*** Opening Available data ***

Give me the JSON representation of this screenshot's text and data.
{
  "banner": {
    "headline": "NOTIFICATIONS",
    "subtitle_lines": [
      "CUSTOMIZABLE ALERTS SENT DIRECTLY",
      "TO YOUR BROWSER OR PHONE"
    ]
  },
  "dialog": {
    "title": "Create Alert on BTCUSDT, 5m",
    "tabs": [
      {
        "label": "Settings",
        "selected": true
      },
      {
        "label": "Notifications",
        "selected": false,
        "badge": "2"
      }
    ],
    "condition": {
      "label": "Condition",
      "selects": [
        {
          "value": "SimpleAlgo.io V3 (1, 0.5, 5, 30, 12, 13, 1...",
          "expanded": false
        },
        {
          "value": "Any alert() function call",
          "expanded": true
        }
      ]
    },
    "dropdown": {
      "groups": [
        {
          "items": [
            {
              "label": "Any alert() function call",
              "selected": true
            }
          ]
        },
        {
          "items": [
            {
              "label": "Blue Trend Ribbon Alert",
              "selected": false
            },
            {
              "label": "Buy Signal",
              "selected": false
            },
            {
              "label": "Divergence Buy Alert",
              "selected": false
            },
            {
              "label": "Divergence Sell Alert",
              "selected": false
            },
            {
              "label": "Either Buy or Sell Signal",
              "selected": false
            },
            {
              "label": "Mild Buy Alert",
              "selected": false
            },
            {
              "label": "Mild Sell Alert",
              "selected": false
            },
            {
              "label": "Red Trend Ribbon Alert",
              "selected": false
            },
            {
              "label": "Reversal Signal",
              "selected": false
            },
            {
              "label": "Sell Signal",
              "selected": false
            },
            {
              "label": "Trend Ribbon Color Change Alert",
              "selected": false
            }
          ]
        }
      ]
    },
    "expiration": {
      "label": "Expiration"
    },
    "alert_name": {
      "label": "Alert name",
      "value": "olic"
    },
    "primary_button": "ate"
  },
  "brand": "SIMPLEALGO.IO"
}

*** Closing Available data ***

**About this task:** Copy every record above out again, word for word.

**Written response:**
Give me the JSON representation of this screenshot's text and data.
{
  "banner": {
    "headline": "NOTIFICATIONS",
    "subtitle_lines": [
      "CUSTOMIZABLE ALERTS SENT DIRECTLY",
      "TO YOUR BROWSER OR PHONE"
    ]
  },
  "dialog": {
    "title": "Create Alert on BTCUSDT, 5m",
    "tabs": [
      {
        "label": "Settings",
        "selected": true
      },
      {
        "label": "Notifications",
        "selected": false,
        "badge": "2"
      }
    ],
    "condition": {
      "label": "Condition",
      "selects": [
        {
          "value": "SimpleAlgo.io V3 (1, 0.5, 5, 30, 12, 13, 1...",
          "expanded": false
        },
        {
          "value": "Any alert() function call",
          "expanded": true
        }
      ]
    },
    "dropdown": {
      "groups": [
        {
          "items": [
            {
              "label": "Any alert() function call",
              "selected": true
            }
          ]
        },
        {
          "items": [
            {
              "label": "Blue Trend Ribbon Alert",
              "selected": false
            },
            {
              "label": "Buy Signal",
              "selected": false
            },
            {
              "label": "Divergence Buy Alert",
              "selected": false
            },
            {
              "label": "Divergence Sell Alert",
              "selected": false
            },
            {
              "label": "Either Buy or Sell Signal",
              "selected": false
            },
            {
              "label": "Mild Buy Alert",
              "selected": false
            },
            {
              "label": "Mild Sell Alert",
              "selected": false
            },
            {
              "label": "Red Trend Ribbon Alert",
              "selected": false
            },
            {
              "label": "Reversal Signal",
              "selected": false
            },
            {
              "label": "Sell Signal",
              "selected": false
            },
            {
              "label": "Trend Ribbon Color Change Alert",
              "selected": false
            }
          ]
        }
      ]
    },
    "expiration": {
      "label": "Expiration"
    },
    "alert_name": {
      "label": "Alert name",
      "value": "olic"
    },
    "primary_button": "ate"
  },
  "brand": "SIMPLEALGO.IO"
}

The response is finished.